Journal

The Journal of Real Estate Finance and EconomicsSpringer Journals

Published: Oct 4, 2008

References

You’re reading a free preview. Subscribe to read the entire article.


DeepDyve is your
personal research library

It’s your single place to instantly
discover and read the research
that matters to you.

Enjoy affordable access to
over 12 million articles from more than
10,000 peer-reviewed journals.

All for just $49/month

Explore the DeepDyve Library

Unlimited reading

Read as many articles as you need. Full articles with original layout, charts and figures. Read online, from anywhere.

Stay up to date

Keep up with your field with Personalized Recommendations and Follow Journals to get automatic updates.

Organize your research

It’s easy to organize your research with our built-in tools.

Your journals are on DeepDyve

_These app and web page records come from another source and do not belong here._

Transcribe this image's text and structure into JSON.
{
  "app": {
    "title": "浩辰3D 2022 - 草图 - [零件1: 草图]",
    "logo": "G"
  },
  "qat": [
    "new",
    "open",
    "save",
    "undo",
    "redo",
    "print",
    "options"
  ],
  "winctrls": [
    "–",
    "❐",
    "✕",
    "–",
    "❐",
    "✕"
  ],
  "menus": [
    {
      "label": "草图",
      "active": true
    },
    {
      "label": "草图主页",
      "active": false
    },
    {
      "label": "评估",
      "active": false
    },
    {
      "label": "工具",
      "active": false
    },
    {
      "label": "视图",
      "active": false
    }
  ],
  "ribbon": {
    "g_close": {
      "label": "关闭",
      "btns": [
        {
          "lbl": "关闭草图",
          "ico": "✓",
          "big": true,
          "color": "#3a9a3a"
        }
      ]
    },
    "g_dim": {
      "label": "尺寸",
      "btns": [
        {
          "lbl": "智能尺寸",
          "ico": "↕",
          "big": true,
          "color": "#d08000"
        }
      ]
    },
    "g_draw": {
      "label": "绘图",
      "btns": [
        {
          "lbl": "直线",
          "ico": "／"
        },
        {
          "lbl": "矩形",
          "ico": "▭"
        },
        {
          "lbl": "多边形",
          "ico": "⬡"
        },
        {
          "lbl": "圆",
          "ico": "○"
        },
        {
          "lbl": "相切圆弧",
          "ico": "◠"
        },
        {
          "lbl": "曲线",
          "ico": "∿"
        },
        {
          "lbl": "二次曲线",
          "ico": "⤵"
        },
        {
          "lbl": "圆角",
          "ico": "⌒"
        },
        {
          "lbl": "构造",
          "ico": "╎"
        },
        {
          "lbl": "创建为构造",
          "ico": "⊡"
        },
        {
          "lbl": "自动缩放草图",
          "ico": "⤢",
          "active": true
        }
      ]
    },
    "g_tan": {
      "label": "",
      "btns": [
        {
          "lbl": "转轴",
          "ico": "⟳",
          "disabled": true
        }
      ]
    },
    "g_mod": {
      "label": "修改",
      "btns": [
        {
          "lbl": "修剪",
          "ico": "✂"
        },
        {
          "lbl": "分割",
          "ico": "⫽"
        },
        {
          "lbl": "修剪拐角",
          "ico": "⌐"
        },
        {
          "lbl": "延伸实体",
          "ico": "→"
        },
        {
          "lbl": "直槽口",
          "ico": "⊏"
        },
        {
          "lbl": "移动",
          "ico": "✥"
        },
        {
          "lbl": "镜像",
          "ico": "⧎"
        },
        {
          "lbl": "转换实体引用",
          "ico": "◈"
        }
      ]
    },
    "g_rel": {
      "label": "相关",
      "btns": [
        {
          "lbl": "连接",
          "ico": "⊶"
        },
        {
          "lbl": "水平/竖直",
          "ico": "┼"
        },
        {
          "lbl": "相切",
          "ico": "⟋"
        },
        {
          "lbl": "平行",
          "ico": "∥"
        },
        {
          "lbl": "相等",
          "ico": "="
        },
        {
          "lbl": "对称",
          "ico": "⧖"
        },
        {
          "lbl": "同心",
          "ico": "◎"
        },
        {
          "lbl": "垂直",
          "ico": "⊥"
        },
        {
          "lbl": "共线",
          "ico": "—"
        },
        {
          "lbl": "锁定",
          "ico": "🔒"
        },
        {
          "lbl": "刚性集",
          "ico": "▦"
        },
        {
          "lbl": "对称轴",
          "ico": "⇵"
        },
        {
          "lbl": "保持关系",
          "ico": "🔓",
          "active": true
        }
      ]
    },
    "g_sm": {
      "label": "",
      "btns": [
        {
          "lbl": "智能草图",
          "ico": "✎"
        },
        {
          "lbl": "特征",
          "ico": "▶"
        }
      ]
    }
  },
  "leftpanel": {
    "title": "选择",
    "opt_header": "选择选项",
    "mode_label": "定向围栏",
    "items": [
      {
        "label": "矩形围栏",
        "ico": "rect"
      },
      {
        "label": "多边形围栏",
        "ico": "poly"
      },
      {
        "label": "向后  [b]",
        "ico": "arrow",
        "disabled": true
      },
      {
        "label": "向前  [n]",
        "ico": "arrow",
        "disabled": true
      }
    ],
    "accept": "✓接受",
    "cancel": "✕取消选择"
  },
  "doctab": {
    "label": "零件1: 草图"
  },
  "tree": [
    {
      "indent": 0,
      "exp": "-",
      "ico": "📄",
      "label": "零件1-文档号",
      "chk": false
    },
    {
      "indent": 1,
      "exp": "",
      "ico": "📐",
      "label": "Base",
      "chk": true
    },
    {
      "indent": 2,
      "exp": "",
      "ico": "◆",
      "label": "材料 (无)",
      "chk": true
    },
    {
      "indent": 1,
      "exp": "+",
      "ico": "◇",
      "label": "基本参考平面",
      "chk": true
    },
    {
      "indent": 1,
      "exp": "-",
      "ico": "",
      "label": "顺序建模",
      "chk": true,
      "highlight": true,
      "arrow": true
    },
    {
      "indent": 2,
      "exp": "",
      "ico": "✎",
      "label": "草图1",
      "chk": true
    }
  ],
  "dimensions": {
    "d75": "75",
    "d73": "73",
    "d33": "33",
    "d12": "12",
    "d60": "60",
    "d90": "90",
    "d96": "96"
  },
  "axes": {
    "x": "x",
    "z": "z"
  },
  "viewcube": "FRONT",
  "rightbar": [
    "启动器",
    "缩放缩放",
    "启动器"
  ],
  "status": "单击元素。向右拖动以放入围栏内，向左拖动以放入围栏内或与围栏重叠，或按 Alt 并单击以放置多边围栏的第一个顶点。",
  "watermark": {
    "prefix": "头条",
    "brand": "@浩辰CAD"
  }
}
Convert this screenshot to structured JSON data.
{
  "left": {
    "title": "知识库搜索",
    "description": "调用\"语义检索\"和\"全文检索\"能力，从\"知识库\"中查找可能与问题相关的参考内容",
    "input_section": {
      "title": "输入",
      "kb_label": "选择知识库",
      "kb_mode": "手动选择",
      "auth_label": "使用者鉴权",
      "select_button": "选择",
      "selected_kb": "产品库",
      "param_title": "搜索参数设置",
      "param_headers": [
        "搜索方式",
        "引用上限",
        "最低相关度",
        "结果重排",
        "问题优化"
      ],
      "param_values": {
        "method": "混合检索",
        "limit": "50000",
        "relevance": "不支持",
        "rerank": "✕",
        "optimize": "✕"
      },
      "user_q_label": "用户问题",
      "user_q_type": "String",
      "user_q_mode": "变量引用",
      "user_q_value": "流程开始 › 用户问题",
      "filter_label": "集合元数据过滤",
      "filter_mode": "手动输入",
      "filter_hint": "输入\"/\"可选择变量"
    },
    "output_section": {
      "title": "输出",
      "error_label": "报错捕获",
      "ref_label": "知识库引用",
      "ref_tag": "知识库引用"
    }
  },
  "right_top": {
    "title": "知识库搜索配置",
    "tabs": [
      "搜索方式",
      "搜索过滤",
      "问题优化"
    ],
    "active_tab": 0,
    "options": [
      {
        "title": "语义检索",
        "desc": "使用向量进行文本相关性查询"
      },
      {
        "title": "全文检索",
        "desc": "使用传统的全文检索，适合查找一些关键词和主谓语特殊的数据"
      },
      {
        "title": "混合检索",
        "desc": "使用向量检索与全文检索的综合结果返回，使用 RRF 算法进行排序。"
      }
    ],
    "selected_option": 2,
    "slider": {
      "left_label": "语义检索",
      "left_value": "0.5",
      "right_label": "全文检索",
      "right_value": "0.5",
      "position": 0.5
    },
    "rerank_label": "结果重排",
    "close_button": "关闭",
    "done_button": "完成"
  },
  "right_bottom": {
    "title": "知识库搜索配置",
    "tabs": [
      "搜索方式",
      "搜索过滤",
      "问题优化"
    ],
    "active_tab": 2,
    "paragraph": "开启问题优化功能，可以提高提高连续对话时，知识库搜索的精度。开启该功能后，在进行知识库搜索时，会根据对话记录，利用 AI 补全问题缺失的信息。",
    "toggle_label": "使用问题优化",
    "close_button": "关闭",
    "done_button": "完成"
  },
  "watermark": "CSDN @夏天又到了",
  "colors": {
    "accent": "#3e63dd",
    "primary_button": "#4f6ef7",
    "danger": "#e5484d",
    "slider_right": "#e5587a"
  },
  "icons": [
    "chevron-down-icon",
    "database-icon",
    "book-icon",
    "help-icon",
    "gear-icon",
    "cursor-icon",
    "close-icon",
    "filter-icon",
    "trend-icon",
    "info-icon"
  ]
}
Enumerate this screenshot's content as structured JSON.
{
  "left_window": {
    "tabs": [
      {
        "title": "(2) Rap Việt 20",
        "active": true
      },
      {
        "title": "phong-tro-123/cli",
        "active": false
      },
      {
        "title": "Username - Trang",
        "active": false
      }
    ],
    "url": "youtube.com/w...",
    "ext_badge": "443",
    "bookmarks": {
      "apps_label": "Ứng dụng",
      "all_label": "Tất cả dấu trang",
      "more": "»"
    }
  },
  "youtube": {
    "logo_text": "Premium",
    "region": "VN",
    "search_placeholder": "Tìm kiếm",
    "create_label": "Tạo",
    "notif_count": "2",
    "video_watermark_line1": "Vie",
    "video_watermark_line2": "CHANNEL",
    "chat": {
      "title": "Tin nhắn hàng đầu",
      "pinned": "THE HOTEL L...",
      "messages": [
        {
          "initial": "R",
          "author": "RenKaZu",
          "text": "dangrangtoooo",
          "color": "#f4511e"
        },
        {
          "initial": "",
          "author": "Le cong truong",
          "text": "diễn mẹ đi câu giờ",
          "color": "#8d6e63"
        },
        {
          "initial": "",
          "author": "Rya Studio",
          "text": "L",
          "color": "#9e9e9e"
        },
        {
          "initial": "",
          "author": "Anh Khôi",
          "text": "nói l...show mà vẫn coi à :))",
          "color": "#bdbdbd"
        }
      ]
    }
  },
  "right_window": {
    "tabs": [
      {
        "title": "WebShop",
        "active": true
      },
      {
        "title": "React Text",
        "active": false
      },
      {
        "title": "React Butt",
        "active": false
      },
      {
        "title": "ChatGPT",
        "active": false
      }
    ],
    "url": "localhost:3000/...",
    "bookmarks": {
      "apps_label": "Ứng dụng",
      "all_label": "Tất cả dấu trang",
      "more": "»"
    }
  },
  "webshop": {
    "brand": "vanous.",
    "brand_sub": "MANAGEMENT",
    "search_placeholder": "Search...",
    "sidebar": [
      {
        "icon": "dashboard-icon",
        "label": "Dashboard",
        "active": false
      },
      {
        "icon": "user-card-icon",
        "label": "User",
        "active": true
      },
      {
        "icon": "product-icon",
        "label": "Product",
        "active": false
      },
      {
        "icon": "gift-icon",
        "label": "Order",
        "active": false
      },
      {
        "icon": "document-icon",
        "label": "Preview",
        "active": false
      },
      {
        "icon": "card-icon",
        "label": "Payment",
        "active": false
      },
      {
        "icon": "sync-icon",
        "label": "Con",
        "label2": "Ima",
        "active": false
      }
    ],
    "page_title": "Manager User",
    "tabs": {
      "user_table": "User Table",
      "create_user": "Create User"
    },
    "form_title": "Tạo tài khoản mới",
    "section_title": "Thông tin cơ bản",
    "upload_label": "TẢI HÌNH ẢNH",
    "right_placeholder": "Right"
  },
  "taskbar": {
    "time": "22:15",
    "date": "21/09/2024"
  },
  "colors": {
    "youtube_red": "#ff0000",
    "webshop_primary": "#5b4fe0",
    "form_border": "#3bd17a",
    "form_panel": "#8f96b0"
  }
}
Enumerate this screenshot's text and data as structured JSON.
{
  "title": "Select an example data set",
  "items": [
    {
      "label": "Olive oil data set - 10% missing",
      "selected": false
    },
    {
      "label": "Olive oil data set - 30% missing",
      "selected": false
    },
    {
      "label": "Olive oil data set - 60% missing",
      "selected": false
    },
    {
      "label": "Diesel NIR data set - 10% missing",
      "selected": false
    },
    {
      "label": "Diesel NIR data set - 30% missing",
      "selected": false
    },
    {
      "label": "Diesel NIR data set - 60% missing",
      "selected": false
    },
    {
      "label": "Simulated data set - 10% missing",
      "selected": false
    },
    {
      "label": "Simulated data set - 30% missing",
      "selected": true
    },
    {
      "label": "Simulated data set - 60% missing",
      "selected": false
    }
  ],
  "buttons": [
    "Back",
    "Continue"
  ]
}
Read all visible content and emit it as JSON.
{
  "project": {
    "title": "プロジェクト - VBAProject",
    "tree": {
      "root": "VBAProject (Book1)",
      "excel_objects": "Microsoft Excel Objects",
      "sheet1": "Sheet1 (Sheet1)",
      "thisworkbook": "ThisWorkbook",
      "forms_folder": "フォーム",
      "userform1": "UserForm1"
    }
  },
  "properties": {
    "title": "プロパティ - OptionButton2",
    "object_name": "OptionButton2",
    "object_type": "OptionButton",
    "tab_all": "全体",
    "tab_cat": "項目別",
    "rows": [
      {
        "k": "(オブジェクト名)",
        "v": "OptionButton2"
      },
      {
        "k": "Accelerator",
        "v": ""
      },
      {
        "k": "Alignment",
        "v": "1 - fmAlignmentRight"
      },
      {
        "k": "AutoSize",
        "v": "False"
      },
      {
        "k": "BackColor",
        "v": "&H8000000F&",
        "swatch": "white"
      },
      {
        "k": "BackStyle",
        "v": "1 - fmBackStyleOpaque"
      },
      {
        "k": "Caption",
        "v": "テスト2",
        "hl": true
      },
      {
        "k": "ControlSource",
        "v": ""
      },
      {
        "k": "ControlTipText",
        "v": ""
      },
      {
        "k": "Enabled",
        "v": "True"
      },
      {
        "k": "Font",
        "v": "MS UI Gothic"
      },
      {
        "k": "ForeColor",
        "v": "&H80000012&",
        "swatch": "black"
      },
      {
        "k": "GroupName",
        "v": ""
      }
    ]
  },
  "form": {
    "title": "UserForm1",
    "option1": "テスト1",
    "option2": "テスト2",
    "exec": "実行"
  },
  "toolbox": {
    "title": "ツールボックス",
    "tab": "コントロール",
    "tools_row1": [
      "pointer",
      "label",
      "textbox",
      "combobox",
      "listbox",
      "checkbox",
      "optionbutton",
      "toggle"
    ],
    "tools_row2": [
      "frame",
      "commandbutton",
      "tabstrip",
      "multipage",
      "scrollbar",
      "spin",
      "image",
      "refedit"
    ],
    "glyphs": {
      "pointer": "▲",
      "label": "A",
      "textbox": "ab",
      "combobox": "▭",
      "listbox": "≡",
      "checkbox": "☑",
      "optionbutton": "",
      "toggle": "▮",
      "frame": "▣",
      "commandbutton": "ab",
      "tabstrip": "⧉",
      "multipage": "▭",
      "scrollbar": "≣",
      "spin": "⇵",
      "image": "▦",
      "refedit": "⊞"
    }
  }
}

Read from thousands of the leading scholarly journals from SpringerNature, Elsevier, Wiley-Blackwell, Oxford University Press and more.

All the latest content is available, no embargo periods.

See the journals in your area

DeepDyve Freelancer

DeepDyve Pro

Price
FREE
$49/month

$360/year
Save searches from Google Scholar, PubMed
Create lists to organize your research
Export lists, citations
Access to DeepDyve database
Abstract access only
Unlimited access to over
18 million full-text articles
Print
20 pages/month
PDF Discount
20% off